# Work to complete
Where the records below show the word "Money" in a line, please copy that line.

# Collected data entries
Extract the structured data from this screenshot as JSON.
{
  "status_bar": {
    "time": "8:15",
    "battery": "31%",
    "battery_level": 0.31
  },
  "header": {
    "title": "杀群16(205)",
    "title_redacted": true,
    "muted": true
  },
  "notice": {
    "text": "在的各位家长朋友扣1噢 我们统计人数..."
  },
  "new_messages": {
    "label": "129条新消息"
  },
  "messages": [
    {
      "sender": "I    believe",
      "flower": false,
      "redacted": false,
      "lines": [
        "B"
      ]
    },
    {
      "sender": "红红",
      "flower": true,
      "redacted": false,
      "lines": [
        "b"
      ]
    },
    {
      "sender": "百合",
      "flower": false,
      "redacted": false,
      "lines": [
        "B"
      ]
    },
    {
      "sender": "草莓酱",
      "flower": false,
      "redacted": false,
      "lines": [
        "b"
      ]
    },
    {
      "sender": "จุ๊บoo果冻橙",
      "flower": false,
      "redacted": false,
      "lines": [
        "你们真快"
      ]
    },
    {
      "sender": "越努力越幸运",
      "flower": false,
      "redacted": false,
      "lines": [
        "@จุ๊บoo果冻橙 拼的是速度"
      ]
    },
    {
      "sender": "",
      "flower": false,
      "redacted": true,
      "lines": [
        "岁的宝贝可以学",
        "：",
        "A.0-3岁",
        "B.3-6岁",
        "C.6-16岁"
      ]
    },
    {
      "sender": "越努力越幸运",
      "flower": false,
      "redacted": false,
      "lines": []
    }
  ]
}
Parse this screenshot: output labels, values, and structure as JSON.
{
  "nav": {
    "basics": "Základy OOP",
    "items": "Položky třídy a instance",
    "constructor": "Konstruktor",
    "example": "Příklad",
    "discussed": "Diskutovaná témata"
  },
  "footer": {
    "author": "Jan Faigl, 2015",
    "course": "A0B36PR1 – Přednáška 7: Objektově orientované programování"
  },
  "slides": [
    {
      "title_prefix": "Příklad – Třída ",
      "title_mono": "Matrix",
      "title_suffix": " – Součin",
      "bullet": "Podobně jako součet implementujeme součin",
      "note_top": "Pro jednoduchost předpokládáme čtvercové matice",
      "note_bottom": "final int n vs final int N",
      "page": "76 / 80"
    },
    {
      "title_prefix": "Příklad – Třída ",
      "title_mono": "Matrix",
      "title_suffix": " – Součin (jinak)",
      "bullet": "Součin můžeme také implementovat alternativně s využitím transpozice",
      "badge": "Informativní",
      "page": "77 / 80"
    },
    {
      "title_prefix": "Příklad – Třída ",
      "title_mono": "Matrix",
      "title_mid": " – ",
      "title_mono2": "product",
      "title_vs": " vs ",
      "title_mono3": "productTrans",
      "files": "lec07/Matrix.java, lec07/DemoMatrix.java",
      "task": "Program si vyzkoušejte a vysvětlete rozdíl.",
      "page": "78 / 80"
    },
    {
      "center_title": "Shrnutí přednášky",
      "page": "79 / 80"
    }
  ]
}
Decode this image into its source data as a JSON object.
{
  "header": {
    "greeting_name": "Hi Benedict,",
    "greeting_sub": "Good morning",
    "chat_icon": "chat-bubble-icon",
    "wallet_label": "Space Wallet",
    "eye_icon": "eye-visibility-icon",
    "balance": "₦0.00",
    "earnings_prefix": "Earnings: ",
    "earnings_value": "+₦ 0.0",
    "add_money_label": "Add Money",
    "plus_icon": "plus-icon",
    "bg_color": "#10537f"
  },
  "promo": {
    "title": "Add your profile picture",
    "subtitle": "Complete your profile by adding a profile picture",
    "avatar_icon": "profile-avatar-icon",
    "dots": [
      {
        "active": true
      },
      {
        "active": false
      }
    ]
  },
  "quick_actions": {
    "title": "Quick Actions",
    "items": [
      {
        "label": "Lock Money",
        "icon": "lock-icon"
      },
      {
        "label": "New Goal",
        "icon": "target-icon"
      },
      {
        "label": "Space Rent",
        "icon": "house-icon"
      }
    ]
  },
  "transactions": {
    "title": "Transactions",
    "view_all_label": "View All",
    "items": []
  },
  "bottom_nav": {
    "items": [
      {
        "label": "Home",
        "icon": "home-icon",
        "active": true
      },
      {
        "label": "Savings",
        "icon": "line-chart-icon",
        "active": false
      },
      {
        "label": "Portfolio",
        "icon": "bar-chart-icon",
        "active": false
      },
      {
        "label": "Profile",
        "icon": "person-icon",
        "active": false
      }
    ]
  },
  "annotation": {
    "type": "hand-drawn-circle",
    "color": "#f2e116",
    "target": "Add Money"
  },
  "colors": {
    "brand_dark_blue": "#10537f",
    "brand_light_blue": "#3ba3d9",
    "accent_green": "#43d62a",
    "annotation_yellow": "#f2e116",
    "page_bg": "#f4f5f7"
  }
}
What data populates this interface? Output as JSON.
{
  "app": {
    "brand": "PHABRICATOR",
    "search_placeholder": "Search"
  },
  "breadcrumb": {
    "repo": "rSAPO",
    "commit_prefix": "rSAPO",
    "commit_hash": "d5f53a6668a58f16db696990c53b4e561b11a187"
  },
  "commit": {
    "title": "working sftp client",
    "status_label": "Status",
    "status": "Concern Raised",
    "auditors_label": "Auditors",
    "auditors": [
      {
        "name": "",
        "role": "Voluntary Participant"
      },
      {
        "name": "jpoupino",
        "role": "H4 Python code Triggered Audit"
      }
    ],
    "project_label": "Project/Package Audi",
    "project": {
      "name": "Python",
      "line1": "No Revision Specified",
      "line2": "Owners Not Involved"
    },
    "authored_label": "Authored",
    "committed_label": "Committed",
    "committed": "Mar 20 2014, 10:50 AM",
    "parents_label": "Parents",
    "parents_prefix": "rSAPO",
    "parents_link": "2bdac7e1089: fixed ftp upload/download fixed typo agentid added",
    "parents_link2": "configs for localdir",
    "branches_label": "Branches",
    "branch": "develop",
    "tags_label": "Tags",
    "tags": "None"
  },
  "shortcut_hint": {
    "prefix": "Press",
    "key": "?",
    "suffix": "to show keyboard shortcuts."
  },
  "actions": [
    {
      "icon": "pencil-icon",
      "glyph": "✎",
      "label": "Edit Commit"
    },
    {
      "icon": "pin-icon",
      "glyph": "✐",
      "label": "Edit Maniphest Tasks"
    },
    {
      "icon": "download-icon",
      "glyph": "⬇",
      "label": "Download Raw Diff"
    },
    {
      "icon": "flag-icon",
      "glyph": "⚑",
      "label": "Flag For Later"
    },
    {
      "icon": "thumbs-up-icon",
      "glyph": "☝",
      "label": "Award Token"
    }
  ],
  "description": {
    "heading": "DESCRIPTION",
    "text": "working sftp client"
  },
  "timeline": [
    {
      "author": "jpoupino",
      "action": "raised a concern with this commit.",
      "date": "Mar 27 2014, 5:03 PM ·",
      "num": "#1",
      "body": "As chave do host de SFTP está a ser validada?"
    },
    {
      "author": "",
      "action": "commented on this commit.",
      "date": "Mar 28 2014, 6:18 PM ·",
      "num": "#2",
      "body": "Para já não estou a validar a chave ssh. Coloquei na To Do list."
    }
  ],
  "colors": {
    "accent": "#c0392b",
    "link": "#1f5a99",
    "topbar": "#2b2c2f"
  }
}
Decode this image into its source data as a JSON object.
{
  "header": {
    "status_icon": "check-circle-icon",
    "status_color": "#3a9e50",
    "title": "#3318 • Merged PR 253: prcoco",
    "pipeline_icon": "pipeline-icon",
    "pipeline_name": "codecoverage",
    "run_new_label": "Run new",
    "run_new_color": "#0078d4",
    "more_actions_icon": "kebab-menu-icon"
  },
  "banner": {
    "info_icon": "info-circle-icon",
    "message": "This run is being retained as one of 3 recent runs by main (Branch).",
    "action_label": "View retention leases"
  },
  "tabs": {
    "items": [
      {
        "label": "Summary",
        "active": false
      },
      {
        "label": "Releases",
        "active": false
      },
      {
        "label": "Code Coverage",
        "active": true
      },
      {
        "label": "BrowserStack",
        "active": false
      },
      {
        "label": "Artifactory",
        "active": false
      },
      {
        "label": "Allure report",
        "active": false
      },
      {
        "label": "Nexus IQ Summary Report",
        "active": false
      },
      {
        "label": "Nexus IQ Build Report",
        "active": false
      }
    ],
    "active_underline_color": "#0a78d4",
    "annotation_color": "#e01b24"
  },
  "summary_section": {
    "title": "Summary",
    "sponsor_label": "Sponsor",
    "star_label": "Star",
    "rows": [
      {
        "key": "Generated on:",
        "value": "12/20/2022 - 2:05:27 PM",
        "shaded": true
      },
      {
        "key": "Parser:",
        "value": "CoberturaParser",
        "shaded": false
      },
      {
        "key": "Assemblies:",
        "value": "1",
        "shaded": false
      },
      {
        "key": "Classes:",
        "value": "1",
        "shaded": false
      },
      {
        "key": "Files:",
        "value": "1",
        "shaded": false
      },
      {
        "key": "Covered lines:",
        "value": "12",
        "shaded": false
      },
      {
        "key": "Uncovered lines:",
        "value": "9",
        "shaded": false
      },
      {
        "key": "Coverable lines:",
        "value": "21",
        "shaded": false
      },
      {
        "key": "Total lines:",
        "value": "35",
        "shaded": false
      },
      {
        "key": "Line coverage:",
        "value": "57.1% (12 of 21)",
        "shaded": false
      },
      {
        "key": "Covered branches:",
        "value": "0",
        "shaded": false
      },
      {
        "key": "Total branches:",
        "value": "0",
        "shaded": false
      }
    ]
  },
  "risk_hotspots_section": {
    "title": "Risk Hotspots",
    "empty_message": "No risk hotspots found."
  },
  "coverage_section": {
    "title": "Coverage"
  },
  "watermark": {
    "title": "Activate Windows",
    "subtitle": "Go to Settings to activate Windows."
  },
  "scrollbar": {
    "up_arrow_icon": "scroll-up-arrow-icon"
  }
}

# Expected answer
    "add_money_label": "Add Money",
        "label": "Lock Money",
    "target": "Add Money"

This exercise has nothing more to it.